gists, but only by local Vitalizer agents or the proprietor direct. 

Dr. Peter Fahrney, 112=114 South Hoyne Ave., Chicago, Hi. 



The STUDEBAKERr" *onrc*:„C^°" 




...CONSTRUCTION... 

AXLES, Indiana Black Hickory, straight grainei 
SKEINS, Cast or Steel, take in more axle wood 

others. 
SPOKES, Slope Shouldered, Indiana White Oak. 
HUBS, Patent, Oil Mountain Black Birch, are ■ 

proof. 

TIRES, Patent Round Edge, Welded on. 
GEARS, Soaked in Boiling Oil, Moisture Proof. 
I'AINTING, only Best Oils, handsome finish. 

Hitch to a ♦♦ Studebaker** and 



SAVE 



- *^^^*^ 



YOUR Team, Repai 
Time, Money, Patien 

>ery Wagon guaranteed. E 

promise made good. If not on sale jn ; 
town, write direct to 

Studebaker Bros. Mfg. Co. 

South Bend, Indiana. 



IF YOU READ 



The Gospel Messenger you 
have learned much of the farm 
life combined with town life the Brethren lead on the 
Dos Palos Colony.
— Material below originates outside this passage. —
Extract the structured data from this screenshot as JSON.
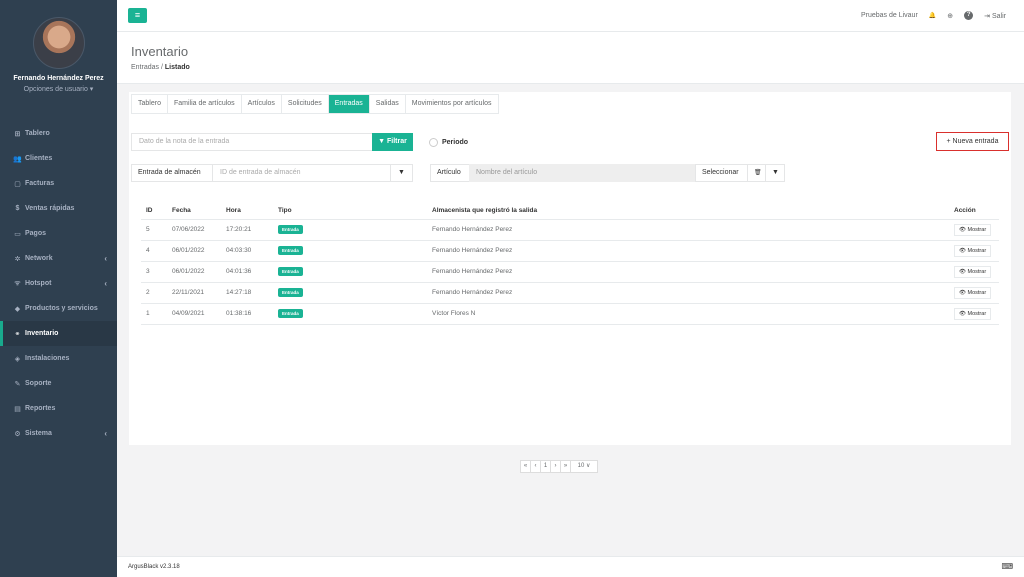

If you wish to learn more, write 
to the Rev. A. P. Reed, to Elder A. Julius, or to 
B. Marks, Dos Palos, Merced County, Californiao 



The Annual Meeting for 1894 



.WILL BE HELD AT... 



ROANOKE, VA., 

Beginning Tuesday, May 23, 1899 




MANCHESTER COLLEGE LIBRARY 



3 9315 01027608 4 




' "^^ *^ '^ *^ '^^ *^ «#^ 

^ Manchester College ^. 




j^ Brethren Historical ^ 
Library |i 



» 
b 



NORTH MANCHESTER, IMD. 



♦^ '^' -^^ ^^#» '^ "^ '^ 



>2